Review posted October 12, 2008.
Algonquin Books of Chapel Hill, 2007. 303 pages.
Sam Pulsifer is a bumbler. He's a lovable bumbler, but he's undeniably a bumbler.
Sam spent ten years of his life in prison because when he was eighteen, he accidentally burned down the Emily Dickinson House and killed two people.
While he was in prison, people wrote to him, asking him to burn down other writers' houses for them. His father saved the letters in a shoebox.
When he gets out, he's on his way to a happy life, with a career, a beautiful wife and two children. But circumstances come against him, and Sam inevitably bumbles his reactions.
This book is humorous, but in a deeply sad way. This is not the typical feel-good novel I read, and I almost didn't finish it. Readers with a cynical bent will find the book quite hilarious. I found it terribly sad. If I had known one of the issues it deals with is marital happiness and unfaithfulness, I probably never would have picked it up. Overall, it has an exceedingly pessimistic outlook on life, and love, and literature.
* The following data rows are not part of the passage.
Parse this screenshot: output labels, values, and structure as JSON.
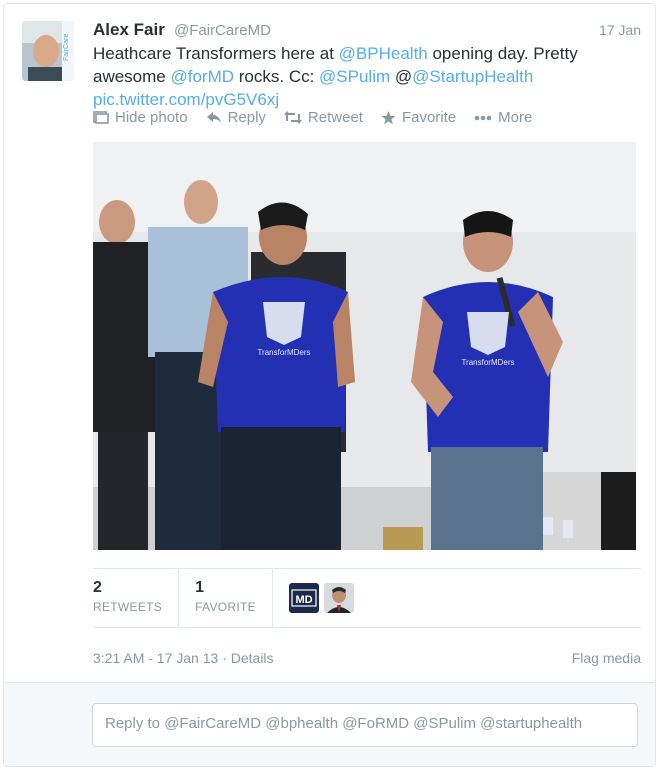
{
  "tweet": {
    "author_name": "Alex Fair",
    "author_handle": "@FairCareMD",
    "date": "17 Jan",
    "text_segments": [
      {
        "t": "Heathcare Transformers here at ",
        "link": false
      },
      {
        "t": "@BPHealth",
        "link": true
      },
      {
        "t": " opening day. Pretty awesome ",
        "link": false
      },
      {
        "t": "@forMD",
        "link": true
      },
      {
        "t": " rocks. Cc: ",
        "link": false
      },
      {
        "t": "@SPulim",
        "link": true
      },
      {
        "t": " @",
        "link": false
      },
      {
        "t": "@StartupHealth",
        "link": true
      },
      {
        "t": " ",
        "link": false
      },
      {
        "t": "pic.twitter.com/pvG5V6xj",
        "link": true
      }
    ]
  },
  "actions": {
    "hide_photo": "Hide photo",
    "reply": "Reply",
    "retweet": "Retweet",
    "favorite": "Favorite",
    "more": "More"
  },
  "photo": {
    "shirt_text": "TransforMDers"
  },
  "stats": {
    "retweets_count": "2",
    "retweets_label": "RETWEETS",
    "favorites_count": "1",
    "favorites_label": "FAVORITE"
  },
  "favoriters": {
    "md_logo_text": "MD"
  },
  "footer": {
    "timestamp": "3:21 AM - 17 Jan 13 · Details",
    "flag": "Flag media"
  },
  "reply": {
    "placeholder": "Reply to @FairCareMD @bphealth @FoRMD @SPulim @startuphealth"
  },
  "colors": {
    "link": "#55acee",
    "muted": "#8899a6",
    "text": "#292f33"
  }
}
In the end, I finished the book because I cared about Sam Pulsifer. Yes, he's a bumbler, but he has a good, noble heart. I still find myself hoping that, after the book finishes, perhaps events in his life will, somehow, take a turn for the better.